The third question type, reading to learn, is a little different. Each passage will have one reading to learn question. Here, you'll have to organize information about the passage into a category chart or a summary. Depending on the format, reading to learn questions can be worth up to four points.

On the listening section, you'll get between six and nine listening passages with five or six questions each. Some of the passages will be lectures with only one person talking, like a professor talking to a class. Other passages will be conversations between two or more people.

There are three question types on the listening section. Listening for basic comprehension questions ask you to understand information in the passage. Listening for pragmatic understanding questions ask you to understand the speaker's attitude and purpose. Connecting and synthesizing information questions ask you to understand the organization of the passage.

Most listening questions are multiple-choice, but there are a few other types. The third section is speaking. On the speaking section, you'll get six different tasks. On the two independent tasks, you'll have to express your own opinions in English. For these tasks, you'll get one question, with 15 seconds to prepare your answer and then 45 seconds to speak in response to the question.

To unlock this lesson you must be a Member.
Create your account

Register to view this lesson

Are you a student or a teacher?

Unlock Your Education

See for yourself why 30 million people use

Become a member and start learning now.
Become a Member  Back
What teachers are saying about
Try it risk-free for 30 days

Earning College Credit

Did you know… We have over 200 college courses that prepare you to earn credit by exam that is accepted by over 1,500 colleges and universities. You can test out of the first two years of college and save thousands off your degree.
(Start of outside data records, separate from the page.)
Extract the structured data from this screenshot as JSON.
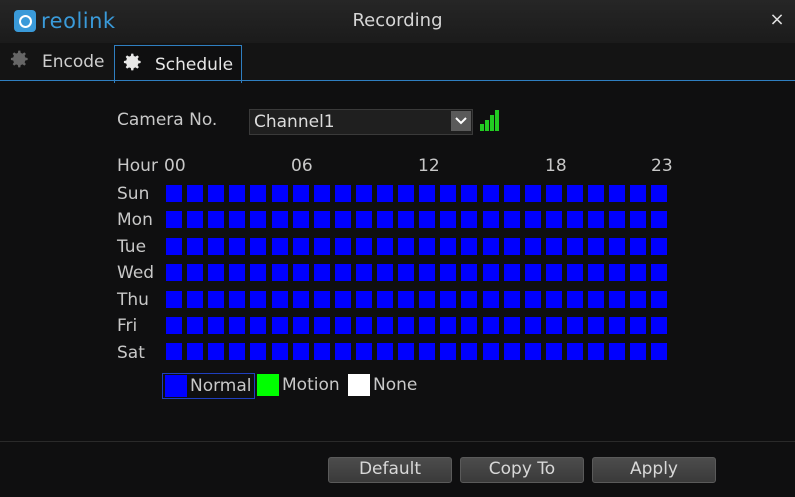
{
  "window": {
    "logo_text": "reolink",
    "title": "Recording",
    "close_glyph": "×"
  },
  "tabs": [
    {
      "label": "Encode",
      "icon": "gear-icon",
      "active": false
    },
    {
      "label": "Schedule",
      "icon": "gear-icon",
      "active": true
    }
  ],
  "camera": {
    "label": "Camera No.",
    "value": "Channel1"
  },
  "schedule": {
    "hour_label": "Hour",
    "hour_ticks": [
      "00",
      "06",
      "12",
      "18",
      "23"
    ],
    "days": [
      "Sun",
      "Mon",
      "Tue",
      "Wed",
      "Thu",
      "Fri",
      "Sat"
    ],
    "hours_per_day": 24,
    "mode_all": "Normal"
  },
  "legend": [
    {
      "label": "Normal",
      "color": "#0000ff"
    },
    {
      "label": "Motion",
      "color": "#00ff00"
    },
    {
      "label": "None",
      "color": "#ffffff"
    }
  ],
  "colors": {
    "accent": "#2f7fc1",
    "signal": "#22cc22"
  },
  "buttons": {
    "default": "Default",
    "copy_to": "Copy To",
    "apply": "Apply"
  }
}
Anyone can earn credit-by-exam regardless of age or education level.

To learn more, visit our Earning Credit Page

Transferring credit to the school of your choice

Not sure what college you want to attend yet? has thousands of articles about every imaginable degree, area of study and career path that can help you find the school that's right for you.

Create an account to start this course today
Try it risk-free for 30 days!
Create an account